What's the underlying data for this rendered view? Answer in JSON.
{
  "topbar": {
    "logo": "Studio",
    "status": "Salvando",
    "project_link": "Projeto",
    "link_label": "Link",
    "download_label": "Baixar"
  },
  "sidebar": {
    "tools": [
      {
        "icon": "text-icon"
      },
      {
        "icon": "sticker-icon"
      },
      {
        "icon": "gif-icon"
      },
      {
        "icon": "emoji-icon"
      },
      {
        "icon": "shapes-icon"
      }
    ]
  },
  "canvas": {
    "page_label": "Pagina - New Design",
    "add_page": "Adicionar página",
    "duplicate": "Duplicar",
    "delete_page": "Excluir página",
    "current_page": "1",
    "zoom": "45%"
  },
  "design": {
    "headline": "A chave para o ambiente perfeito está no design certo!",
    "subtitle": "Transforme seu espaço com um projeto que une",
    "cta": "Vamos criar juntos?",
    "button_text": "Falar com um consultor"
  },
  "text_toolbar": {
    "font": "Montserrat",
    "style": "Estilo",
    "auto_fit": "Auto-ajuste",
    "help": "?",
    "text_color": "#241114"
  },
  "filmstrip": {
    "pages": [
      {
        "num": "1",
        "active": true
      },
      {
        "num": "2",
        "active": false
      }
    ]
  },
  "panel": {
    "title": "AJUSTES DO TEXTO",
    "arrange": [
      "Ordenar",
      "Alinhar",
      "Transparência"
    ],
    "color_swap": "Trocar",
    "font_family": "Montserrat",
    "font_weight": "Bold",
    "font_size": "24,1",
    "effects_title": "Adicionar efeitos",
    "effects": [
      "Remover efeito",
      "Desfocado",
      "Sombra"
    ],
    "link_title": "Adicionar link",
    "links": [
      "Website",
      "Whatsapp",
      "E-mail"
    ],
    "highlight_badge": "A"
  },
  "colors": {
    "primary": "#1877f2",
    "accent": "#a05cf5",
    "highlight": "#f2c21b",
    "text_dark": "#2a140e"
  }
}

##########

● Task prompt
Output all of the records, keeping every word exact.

● Completed exercise
What's the underlying data for this rendered view? Answer in JSON.
{
  "topbar": {
    "logo": "Studio",
    "status": "Salvando",
    "project_link": "Projeto",
    "link_label": "Link",
    "download_label": "Baixar"
  },
  "sidebar": {
    "tools": [
      {
        "icon": "text-icon"
      },
      {
        "icon": "sticker-icon"
      },
      {
        "icon": "gif-icon"
      },
      {
        "icon": "emoji-icon"
      },
      {
        "icon": "shapes-icon"
      }
    ]
  },
  "canvas": {
    "page_label": "Pagina - New Design",
    "add_page": "Adicionar página",
    "duplicate": "Duplicar",
    "delete_page": "Excluir página",
    "current_page": "1",
    "zoom": "45%"
  },
  "design": {
    "headline": "A chave para o ambiente perfeito está no design certo!",
    "subtitle": "Transforme seu espaço com um projeto que une",
    "cta": "Vamos criar juntos?",
    "button_text": "Falar com um consultor"
  },
  "text_toolbar": {
    "font": "Montserrat",
    "style": "Estilo",
    "auto_fit": "Auto-ajuste",
    "help": "?",
    "text_color": "#241114"
  },
  "filmstrip": {
    "pages": [
      {
        "num": "1",
        "active": true
      },
      {
        "num": "2",
        "active": false
      }
    ]
  },
  "panel": {
    "title": "AJUSTES DO TEXTO",
    "arrange": [
      "Ordenar",
      "Alinhar",
      "Transparência"
    ],
    "color_swap": "Trocar",
    "font_family": "Montserrat",
    "font_weight": "Bold",
    "font_size": "24,1",
    "effects_title": "Adicionar efeitos",
    "effects": [
      "Remover efeito",
      "Desfocado",
      "Sombra"
    ],
    "link_title": "Adicionar link",
    "links": [
      "Website",
      "Whatsapp",
      "E-mail"
    ],
    "highlight_badge": "A"
  },
  "colors": {
    "primary": "#1877f2",
    "accent": "#a05cf5",
    "highlight": "#f2c21b",
    "text_dark": "#2a140e"
  }
}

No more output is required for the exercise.